* _Your objective_: If pictures are present, leave them out, and copy the data word for word.

::::::::::

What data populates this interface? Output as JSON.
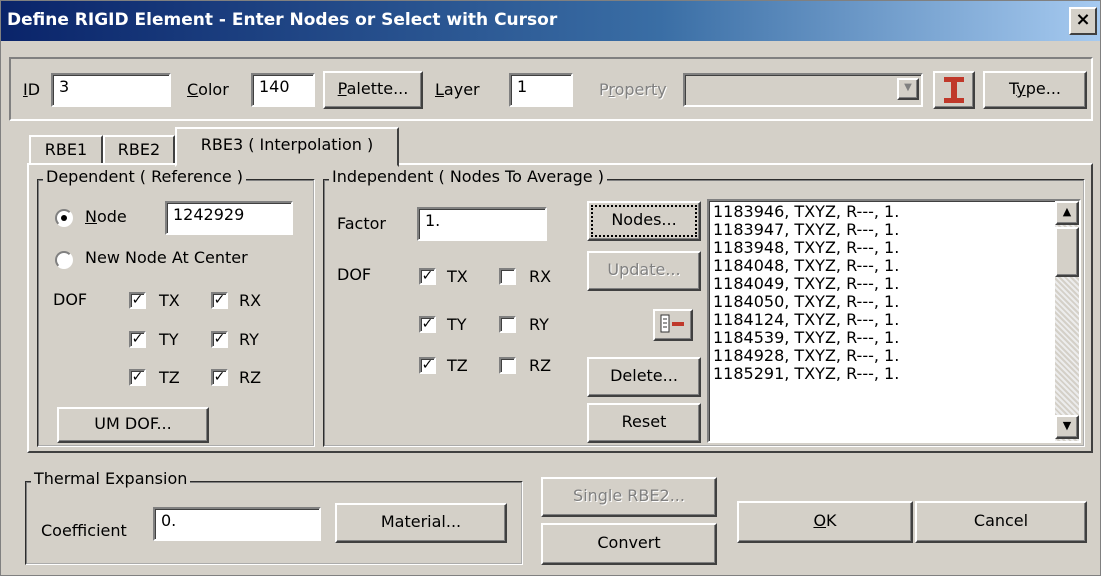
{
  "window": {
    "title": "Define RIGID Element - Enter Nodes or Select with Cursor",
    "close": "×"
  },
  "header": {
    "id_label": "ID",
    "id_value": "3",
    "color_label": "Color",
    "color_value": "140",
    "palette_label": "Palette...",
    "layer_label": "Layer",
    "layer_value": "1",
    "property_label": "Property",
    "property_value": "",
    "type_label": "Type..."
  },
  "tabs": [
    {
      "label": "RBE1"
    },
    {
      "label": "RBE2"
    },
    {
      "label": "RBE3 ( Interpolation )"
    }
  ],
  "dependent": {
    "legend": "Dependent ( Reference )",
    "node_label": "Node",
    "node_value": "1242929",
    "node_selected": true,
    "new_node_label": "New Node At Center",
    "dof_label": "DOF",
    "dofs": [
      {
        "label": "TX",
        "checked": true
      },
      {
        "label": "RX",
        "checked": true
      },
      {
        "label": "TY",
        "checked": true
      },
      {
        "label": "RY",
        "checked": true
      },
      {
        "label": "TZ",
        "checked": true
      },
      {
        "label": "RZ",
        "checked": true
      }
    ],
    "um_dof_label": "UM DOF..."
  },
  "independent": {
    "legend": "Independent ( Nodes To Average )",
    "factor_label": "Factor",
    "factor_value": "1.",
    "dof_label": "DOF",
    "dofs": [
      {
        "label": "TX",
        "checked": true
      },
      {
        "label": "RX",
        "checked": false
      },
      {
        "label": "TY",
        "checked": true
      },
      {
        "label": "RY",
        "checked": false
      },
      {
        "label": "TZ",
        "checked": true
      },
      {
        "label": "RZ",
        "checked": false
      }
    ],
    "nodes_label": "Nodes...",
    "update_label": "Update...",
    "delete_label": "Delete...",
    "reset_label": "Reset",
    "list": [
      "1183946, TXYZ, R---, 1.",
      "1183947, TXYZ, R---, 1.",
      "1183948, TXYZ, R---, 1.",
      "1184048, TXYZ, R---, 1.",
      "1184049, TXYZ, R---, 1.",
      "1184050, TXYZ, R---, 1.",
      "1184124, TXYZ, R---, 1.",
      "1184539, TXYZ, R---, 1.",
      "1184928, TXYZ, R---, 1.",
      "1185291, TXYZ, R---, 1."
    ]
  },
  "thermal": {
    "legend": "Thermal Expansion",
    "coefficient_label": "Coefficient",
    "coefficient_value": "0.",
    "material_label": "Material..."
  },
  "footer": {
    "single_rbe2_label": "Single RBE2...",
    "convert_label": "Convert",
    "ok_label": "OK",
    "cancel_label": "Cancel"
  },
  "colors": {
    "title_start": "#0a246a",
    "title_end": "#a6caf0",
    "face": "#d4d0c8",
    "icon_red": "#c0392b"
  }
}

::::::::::

* _Task answer_:
What data populates this interface? Output as JSON.
{
  "window": {
    "title": "Define RIGID Element - Enter Nodes or Select with Cursor",
    "close": "×"
  },
  "header": {
    "id_label": "ID",
    "id_value": "3",
    "color_label": "Color",
    "color_value": "140",
    "palette_label": "Palette...",
    "layer_label": "Layer",
    "layer_value": "1",
    "property_label": "Property",
    "property_value": "",
    "type_label": "Type..."
  },
  "tabs": [
    {
      "label": "RBE1"
    },
    {
      "label": "RBE2"
    },
    {
      "label": "RBE3 ( Interpolation )"
    }
  ],
  "dependent": {
    "legend": "Dependent ( Reference )",
    "node_label": "Node",
    "node_value": "1242929",
    "node_selected": true,
    "new_node_label": "New Node At Center",
    "dof_label": "DOF",
    "dofs": [
      {
        "label": "TX",
        "checked": true
      },
      {
        "label": "RX",
        "checked": true
      },
      {
        "label": "TY",
        "checked": true
      },
      {
        "label": "RY",
        "checked": true
      },
      {
        "label": "TZ",
        "checked": true
      },
      {
        "label": "RZ",
        "checked": true
      }
    ],
    "um_dof_label": "UM DOF..."
  },
  "independent": {
    "legend": "Independent ( Nodes To Average )",
    "factor_label": "Factor",
    "factor_value": "1.",
    "dof_label": "DOF",
    "dofs": [
      {
        "label": "TX",
        "checked": true
      },
      {
        "label": "RX",
        "checked": false
      },
      {
        "label": "TY",
        "checked": true
      },
      {
        "label": "RY",
        "checked": false
      },
      {
        "label": "TZ",
        "checked": true
      },
      {
        "label": "RZ",
        "checked": false
      }
    ],
    "nodes_label": "Nodes...",
    "update_label": "Update...",
    "delete_label": "Delete...",
    "reset_label": "Reset",
    "list": [
      "1183946, TXYZ, R---, 1.",
      "1183947, TXYZ, R---, 1.",
      "1183948, TXYZ, R---, 1.",
      "1184048, TXYZ, R---, 1.",
      "1184049, TXYZ, R---, 1.",
      "1184050, TXYZ, R---, 1.",
      "1184124, TXYZ, R---, 1.",
      "1184539, TXYZ, R---, 1.",
      "1184928, TXYZ, R---, 1.",
      "1185291, TXYZ, R---, 1."
    ]
  },
  "thermal": {
    "legend": "Thermal Expansion",
    "coefficient_label": "Coefficient",
    "coefficient_value": "0.",
    "material_label": "Material..."
  },
  "footer": {
    "single_rbe2_label": "Single RBE2...",
    "convert_label": "Convert",
    "ok_label": "OK",
    "cancel_label": "Cancel"
  },
  "colors": {
    "title_start": "#0a246a",
    "title_end": "#a6caf0",
    "face": "#d4d0c8",
    "icon_red": "#c0392b"
  }
}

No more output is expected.